The history and disposition of transposable elements in polyploid Gossypium

Genome. 2010 Aug;53(8):599-607. doi: 10.1139/g10-038.


Transposable elements (TEs) are a major component of plant genomes. It is of particular interest to explore the potential activation of TE proliferation, especially in hybrids and polyploids, which often are associated with rapid genomic and epigenetic restructuring. Here we explore the consequences of genomic merger and doubling on copia and gypsy-like Gorge3 long terminal repeat (LTR) retrotransposons as well as on non-LTR long interspersed nuclear elements (LINEs) in allotetraploid cotton, Gossypium hirsutum. Using phylogenetic and quantitative methods, we describe the composition and genomic origin of TEs in polyploid Gossypium. In addition, we present information on ancient and recent transposition activities of the three TE types and demonstrate the absence of an impressive proliferation of TEs following polyploidization in Gossypium.
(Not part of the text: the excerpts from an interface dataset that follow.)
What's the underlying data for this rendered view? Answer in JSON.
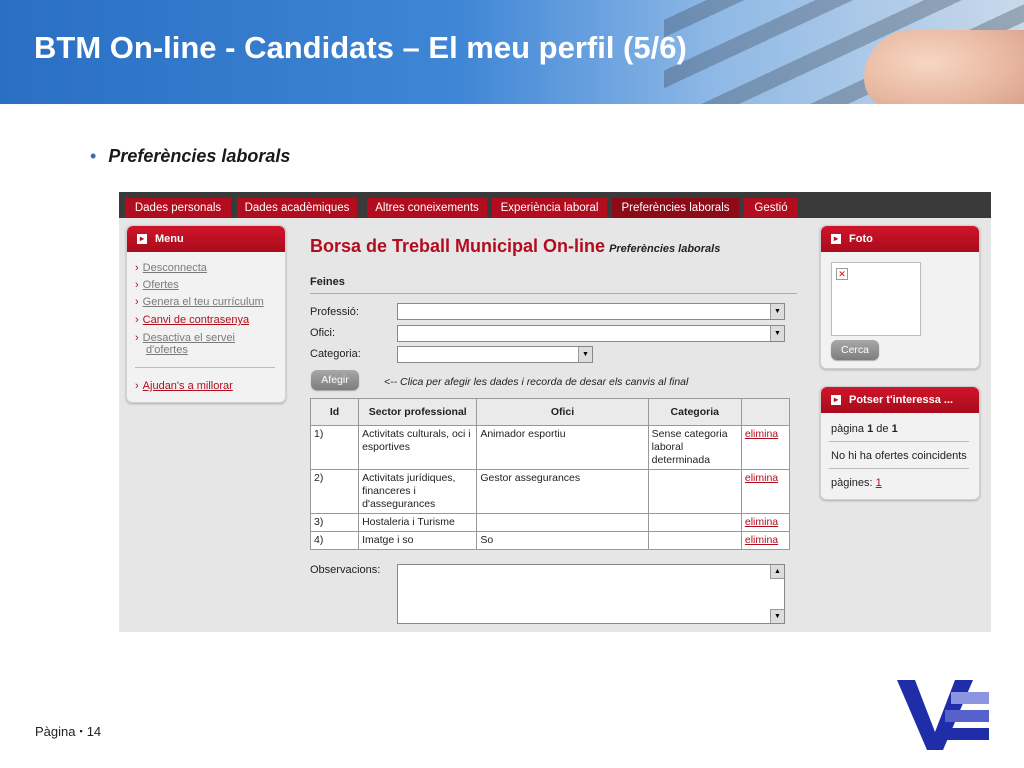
{
  "slide": {
    "title": "BTM On-line - Candidats – El meu perfil (5/6)",
    "bullet": "Preferències laborals",
    "footer_label": "Pàgina",
    "footer_sep": "▪",
    "page_number": "14"
  },
  "tabs": [
    "Dades personals",
    "Dades acadèmiques",
    "Altres coneixements",
    "Experiència laboral",
    "Preferències laborals",
    "Gestió"
  ],
  "active_tab": "Preferències laborals",
  "menu": {
    "title": "Menu",
    "items": [
      "Desconnecta",
      "Ofertes",
      "Genera el teu currículum",
      "Canvi de contrasenya",
      "Desactiva el servei",
      "d'ofertes",
      "Ajudan's a millorar"
    ]
  },
  "main": {
    "title": "Borsa de Treball Municipal On-line",
    "subtitle": "Preferències laborals",
    "section": "Feines",
    "professio_label": "Professió:",
    "professio_value": "",
    "ofici_label": "Ofici:",
    "ofici_value": "",
    "categoria_label": "Categoria:",
    "categoria_value": "",
    "add_button": "Afegir",
    "hint": "<-- Clica per afegir les dades i recorda de desar els canvis al final",
    "table": {
      "headers": [
        "Id",
        "Sector professional",
        "Ofici",
        "Categoria",
        ""
      ],
      "rows": [
        {
          "id": "1)",
          "sector_1": "Activitats culturals, oci i",
          "sector_2": "esportives",
          "sector_3": "",
          "ofici": "Animador esportiu",
          "cat_1": "Sense categoria",
          "cat_2": "laboral",
          "cat_3": "determinada",
          "action": "elimina"
        },
        {
          "id": "2)",
          "sector_1": "Activitats jurídiques,",
          "sector_2": "financeres i",
          "sector_3": "d'assegurances",
          "ofici": "Gestor assegurances",
          "cat_1": "",
          "cat_2": "",
          "cat_3": "",
          "action": "elimina"
        },
        {
          "id": "3)",
          "sector_1": "Hostaleria i Turisme",
          "sector_2": "",
          "sector_3": "",
          "ofici": "",
          "cat_1": "",
          "cat_2": "",
          "cat_3": "",
          "action": "elimina"
        },
        {
          "id": "4)",
          "sector_1": "Imatge i so",
          "sector_2": "",
          "sector_3": "",
          "ofici": "So",
          "cat_1": "",
          "cat_2": "",
          "cat_3": "",
          "action": "elimina"
        }
      ]
    },
    "observacions_label": "Observacions:",
    "observacions_value": ""
  },
  "foto": {
    "title": "Foto",
    "button": "Cerca"
  },
  "interest": {
    "title": "Potser t'interessa ...",
    "page_label": "pàgina",
    "page_current": "1",
    "page_of": "de",
    "page_total": "1",
    "no_offers": "No hi ha ofertes coincidents",
    "pages_label": "pàgines:",
    "pages_link": "1"
  },
  "colors": {
    "accent": "#b20d1e",
    "header_blue": "#2a6fc2",
    "logo_blue": "#1f2ea8"
  }
}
Further, we provide evidence for present-day transcription of LINEs, a relatively minor component of Gossypium genomes, whereas the more abundant LTR retrotransposons display limited expression and only under stressed conditions.

Publication types
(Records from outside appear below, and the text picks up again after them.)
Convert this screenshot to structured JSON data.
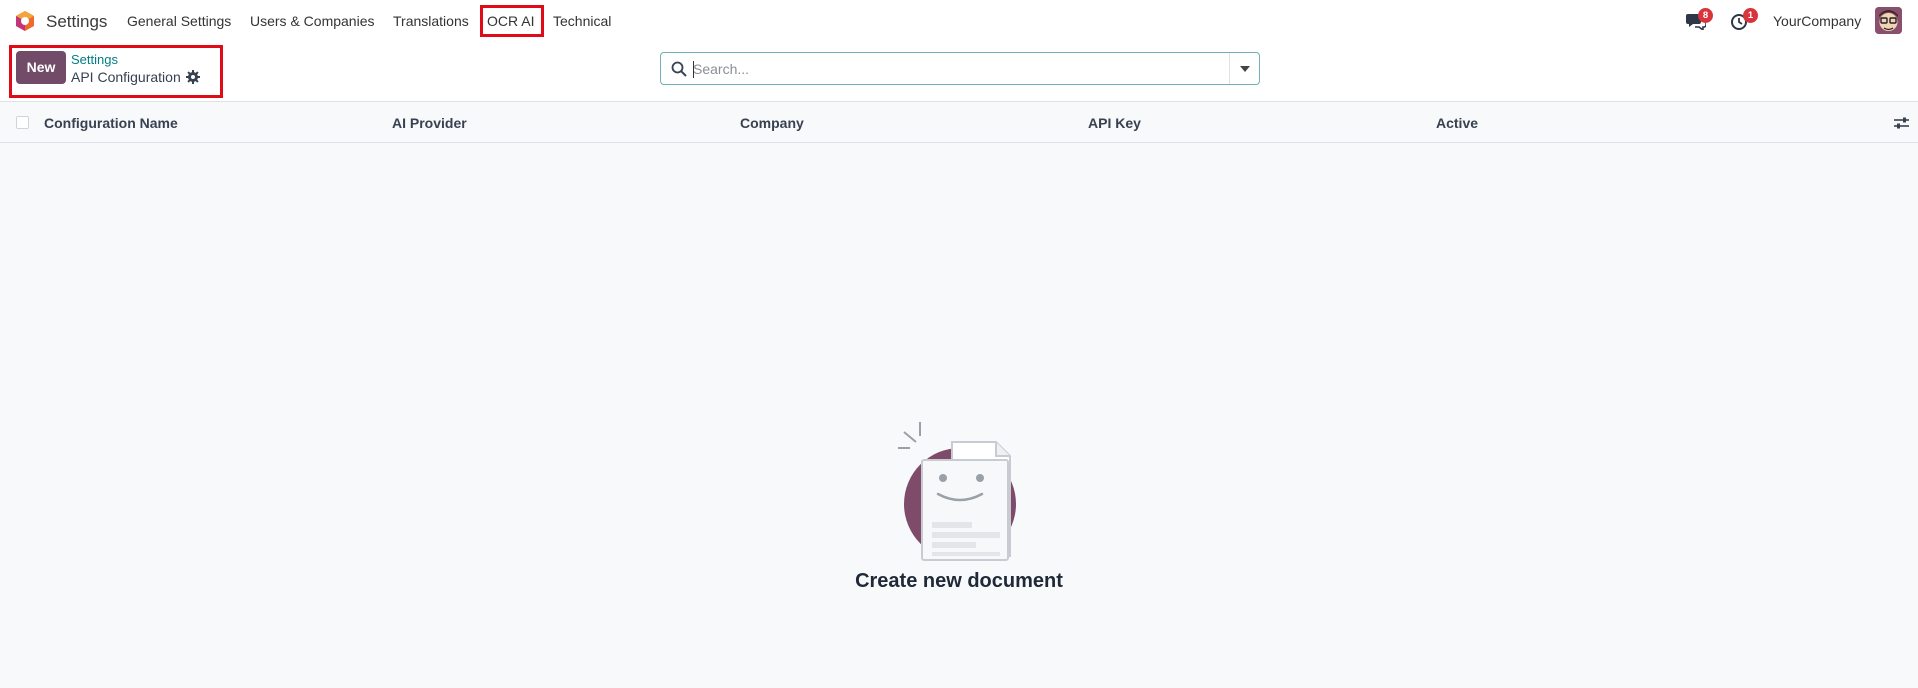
{
  "navbar": {
    "app_name": "Settings",
    "menu": [
      {
        "label": "General Settings"
      },
      {
        "label": "Users & Companies"
      },
      {
        "label": "Translations"
      },
      {
        "label": "OCR AI"
      },
      {
        "label": "Technical"
      }
    ],
    "messages_badge": "8",
    "activities_badge": "1",
    "company": "YourCompany"
  },
  "control_panel": {
    "new_label": "New",
    "breadcrumb_parent": "Settings",
    "breadcrumb_current": "API Configuration",
    "search_placeholder": "Search..."
  },
  "list": {
    "columns": [
      "Configuration Name",
      "AI Provider",
      "Company",
      "API Key",
      "Active"
    ]
  },
  "empty_state": {
    "title": "Create new document"
  },
  "colors": {
    "brand": "#714b67",
    "link": "#017e84",
    "highlight": "#e10b17",
    "badge": "#d9343c"
  }
}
  • Research Support, U.S. Gov't, Non-P.H.S.

MeSH terms

  • DNA Transposable Elements / genetics*
  • Evolution, Molecular*
  • Genome, Plant
  • Gossypium / genetics*
  • Long Interspersed Nucleotide Elements / genetics
  • Phylogeny
  • Polymerase Chain Reaction / methods
  • Polyploidy*
  • Tissue Distribution / genetics
  • Transcriptional Activation / genetics


  • DNA Transposable Elements